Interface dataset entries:
——
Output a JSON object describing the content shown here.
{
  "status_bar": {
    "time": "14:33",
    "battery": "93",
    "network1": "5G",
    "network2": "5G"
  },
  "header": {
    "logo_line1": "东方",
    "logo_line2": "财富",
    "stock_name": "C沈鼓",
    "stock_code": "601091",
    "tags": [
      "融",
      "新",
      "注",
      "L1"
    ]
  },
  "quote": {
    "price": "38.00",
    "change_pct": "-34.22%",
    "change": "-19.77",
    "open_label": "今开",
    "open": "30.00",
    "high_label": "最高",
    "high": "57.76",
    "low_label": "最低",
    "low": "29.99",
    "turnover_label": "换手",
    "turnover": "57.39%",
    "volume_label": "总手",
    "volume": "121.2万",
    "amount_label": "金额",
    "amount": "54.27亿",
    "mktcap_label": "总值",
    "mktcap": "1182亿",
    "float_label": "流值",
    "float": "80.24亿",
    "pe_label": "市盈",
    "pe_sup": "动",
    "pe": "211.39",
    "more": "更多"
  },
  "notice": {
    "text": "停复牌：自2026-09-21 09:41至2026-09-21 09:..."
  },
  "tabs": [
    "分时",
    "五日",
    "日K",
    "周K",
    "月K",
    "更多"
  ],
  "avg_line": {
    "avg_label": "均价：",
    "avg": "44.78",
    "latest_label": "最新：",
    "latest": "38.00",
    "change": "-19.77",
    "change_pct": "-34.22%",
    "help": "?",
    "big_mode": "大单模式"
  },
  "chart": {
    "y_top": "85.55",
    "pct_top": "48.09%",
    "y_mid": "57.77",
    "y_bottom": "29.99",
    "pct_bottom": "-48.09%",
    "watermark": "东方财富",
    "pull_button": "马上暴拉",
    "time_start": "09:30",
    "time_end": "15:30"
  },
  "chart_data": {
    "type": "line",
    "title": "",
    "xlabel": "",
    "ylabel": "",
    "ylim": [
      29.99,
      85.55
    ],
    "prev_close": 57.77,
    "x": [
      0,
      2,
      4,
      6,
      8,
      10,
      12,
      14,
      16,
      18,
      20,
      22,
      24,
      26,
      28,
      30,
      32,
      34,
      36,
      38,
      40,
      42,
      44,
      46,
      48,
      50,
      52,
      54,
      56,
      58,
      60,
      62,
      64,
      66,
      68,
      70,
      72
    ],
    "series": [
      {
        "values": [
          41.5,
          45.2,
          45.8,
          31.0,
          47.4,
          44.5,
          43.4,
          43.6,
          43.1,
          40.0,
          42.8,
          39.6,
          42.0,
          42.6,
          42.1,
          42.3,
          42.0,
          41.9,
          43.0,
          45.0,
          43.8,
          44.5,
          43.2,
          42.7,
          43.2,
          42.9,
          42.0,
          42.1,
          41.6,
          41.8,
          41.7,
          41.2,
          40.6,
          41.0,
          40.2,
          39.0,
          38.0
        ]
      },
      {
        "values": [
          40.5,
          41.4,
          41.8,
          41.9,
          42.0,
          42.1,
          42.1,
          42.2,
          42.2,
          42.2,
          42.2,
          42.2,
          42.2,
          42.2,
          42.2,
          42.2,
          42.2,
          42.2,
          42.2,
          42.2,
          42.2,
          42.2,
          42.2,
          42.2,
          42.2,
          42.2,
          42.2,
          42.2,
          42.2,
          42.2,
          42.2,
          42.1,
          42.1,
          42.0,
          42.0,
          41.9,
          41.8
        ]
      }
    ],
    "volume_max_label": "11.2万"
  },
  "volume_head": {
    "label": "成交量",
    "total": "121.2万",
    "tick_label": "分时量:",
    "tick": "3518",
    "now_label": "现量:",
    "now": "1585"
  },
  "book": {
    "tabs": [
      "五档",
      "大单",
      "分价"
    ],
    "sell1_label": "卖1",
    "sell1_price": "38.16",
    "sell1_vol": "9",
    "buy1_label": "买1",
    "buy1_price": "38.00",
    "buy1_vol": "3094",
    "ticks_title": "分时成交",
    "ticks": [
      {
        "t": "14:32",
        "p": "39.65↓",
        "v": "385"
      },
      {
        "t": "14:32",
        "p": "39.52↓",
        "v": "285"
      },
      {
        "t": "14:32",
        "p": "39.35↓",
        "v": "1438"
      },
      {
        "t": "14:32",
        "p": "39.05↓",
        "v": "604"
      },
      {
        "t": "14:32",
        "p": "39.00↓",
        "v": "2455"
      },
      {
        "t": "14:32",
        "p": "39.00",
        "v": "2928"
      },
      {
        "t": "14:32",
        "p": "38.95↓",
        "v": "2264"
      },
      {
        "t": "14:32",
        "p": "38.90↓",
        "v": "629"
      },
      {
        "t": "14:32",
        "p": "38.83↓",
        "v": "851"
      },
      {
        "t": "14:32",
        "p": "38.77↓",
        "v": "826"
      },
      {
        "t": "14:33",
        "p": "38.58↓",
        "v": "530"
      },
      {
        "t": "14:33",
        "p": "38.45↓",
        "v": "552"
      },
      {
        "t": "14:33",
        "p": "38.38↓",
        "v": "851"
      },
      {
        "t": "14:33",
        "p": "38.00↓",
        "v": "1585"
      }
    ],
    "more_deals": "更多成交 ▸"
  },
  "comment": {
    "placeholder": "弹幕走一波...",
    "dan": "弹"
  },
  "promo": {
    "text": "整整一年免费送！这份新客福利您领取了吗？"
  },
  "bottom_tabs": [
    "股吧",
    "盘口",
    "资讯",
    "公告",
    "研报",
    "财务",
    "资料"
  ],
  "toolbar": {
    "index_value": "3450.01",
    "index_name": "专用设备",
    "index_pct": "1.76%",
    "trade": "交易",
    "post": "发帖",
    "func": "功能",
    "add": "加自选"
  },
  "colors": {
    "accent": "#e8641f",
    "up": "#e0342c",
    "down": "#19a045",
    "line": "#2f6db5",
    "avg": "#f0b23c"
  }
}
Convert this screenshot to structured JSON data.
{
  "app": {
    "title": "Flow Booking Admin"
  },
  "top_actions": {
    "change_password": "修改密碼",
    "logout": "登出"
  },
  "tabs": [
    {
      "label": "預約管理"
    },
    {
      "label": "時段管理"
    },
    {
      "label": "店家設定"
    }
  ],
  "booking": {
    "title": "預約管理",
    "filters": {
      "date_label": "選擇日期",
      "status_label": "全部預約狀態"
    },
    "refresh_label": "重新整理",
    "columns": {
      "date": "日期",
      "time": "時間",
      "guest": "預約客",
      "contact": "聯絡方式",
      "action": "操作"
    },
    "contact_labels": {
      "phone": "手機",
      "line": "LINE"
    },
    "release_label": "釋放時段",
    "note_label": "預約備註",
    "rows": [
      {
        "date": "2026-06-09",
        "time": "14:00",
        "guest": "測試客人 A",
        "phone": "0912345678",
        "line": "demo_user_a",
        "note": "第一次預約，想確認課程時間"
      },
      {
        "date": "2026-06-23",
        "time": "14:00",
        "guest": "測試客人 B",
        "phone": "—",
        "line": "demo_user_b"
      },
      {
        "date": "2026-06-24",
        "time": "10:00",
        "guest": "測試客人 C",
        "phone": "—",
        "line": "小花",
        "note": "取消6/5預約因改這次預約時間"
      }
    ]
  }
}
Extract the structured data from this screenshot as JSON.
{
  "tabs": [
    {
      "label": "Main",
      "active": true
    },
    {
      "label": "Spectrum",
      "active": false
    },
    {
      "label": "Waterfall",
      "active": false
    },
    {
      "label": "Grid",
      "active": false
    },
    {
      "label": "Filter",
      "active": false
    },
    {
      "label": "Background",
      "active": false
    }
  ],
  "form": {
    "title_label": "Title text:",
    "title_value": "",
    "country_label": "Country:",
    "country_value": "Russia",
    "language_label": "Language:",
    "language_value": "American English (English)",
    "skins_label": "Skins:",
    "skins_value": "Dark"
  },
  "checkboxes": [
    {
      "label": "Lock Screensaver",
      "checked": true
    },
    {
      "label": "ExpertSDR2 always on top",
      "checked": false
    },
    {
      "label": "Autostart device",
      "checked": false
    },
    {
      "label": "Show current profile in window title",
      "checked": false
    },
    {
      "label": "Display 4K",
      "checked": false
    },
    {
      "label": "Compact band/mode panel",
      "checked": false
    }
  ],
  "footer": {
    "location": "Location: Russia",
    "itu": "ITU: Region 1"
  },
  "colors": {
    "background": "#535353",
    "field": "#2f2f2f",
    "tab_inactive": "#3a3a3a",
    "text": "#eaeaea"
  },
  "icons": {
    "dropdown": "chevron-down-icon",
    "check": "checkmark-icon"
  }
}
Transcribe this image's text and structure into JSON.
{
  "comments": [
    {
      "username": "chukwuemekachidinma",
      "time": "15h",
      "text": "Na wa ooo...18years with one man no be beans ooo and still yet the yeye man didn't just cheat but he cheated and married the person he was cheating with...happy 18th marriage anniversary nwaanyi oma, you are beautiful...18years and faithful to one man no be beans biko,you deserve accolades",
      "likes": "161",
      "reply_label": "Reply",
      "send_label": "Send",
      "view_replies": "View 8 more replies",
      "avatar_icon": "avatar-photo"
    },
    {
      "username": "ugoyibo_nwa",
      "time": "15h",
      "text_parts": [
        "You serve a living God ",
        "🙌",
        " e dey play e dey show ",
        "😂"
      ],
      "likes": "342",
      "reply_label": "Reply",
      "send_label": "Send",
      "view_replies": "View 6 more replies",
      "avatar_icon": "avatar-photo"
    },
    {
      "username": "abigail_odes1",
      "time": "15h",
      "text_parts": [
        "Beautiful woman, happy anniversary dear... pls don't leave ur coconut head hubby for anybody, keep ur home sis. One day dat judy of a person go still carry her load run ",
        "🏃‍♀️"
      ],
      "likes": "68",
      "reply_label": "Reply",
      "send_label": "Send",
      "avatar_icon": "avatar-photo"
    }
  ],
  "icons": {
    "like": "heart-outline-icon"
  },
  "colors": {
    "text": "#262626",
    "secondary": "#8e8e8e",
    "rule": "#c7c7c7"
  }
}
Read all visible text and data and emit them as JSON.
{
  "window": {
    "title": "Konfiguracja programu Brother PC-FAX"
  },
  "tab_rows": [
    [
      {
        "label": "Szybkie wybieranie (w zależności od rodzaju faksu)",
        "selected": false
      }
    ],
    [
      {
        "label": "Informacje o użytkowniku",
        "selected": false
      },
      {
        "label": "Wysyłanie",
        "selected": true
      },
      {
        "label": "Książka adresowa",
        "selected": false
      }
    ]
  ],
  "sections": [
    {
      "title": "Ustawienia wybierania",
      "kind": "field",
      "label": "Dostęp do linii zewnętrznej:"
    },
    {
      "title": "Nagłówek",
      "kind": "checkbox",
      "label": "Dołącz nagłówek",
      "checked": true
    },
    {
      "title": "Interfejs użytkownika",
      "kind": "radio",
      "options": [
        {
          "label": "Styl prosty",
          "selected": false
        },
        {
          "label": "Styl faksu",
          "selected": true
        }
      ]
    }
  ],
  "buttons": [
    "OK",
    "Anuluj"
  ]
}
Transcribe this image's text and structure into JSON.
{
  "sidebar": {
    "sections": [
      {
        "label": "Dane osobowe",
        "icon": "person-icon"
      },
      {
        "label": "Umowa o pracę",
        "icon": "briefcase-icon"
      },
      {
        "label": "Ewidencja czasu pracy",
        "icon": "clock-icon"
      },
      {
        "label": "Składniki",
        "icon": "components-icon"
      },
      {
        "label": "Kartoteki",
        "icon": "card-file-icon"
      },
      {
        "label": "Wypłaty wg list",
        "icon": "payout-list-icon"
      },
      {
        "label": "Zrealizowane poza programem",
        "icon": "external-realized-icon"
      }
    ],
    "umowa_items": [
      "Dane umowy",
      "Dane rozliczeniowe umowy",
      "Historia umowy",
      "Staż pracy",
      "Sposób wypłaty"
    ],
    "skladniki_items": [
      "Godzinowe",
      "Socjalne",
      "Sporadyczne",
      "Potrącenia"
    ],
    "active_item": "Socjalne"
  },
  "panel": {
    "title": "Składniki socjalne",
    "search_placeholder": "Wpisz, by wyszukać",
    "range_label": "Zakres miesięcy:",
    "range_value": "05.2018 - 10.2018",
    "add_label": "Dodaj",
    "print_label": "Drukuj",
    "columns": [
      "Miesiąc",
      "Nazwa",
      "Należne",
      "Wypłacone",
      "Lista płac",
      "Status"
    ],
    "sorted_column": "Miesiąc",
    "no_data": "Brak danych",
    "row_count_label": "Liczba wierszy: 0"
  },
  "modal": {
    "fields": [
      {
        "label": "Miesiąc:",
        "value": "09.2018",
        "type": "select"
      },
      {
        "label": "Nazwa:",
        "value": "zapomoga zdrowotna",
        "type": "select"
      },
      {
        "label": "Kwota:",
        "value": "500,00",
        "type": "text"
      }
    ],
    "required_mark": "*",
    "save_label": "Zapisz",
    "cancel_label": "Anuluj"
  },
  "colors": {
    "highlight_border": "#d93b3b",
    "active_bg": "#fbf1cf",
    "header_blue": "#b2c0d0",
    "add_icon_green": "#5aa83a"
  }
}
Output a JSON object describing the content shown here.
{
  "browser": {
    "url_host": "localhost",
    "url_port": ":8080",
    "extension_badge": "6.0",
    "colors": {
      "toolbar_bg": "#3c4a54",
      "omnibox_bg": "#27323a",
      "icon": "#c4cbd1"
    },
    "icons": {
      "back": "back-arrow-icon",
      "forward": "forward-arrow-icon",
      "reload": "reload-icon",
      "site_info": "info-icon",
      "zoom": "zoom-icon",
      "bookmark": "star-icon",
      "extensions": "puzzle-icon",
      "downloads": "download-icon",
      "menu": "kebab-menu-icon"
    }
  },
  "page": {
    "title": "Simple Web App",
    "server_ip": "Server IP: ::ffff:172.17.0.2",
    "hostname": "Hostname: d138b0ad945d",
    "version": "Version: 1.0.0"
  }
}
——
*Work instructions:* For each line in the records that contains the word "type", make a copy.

*Final answer:*
    "type": "line",
        "type": "select"
        "type": "select"
        "type": "text"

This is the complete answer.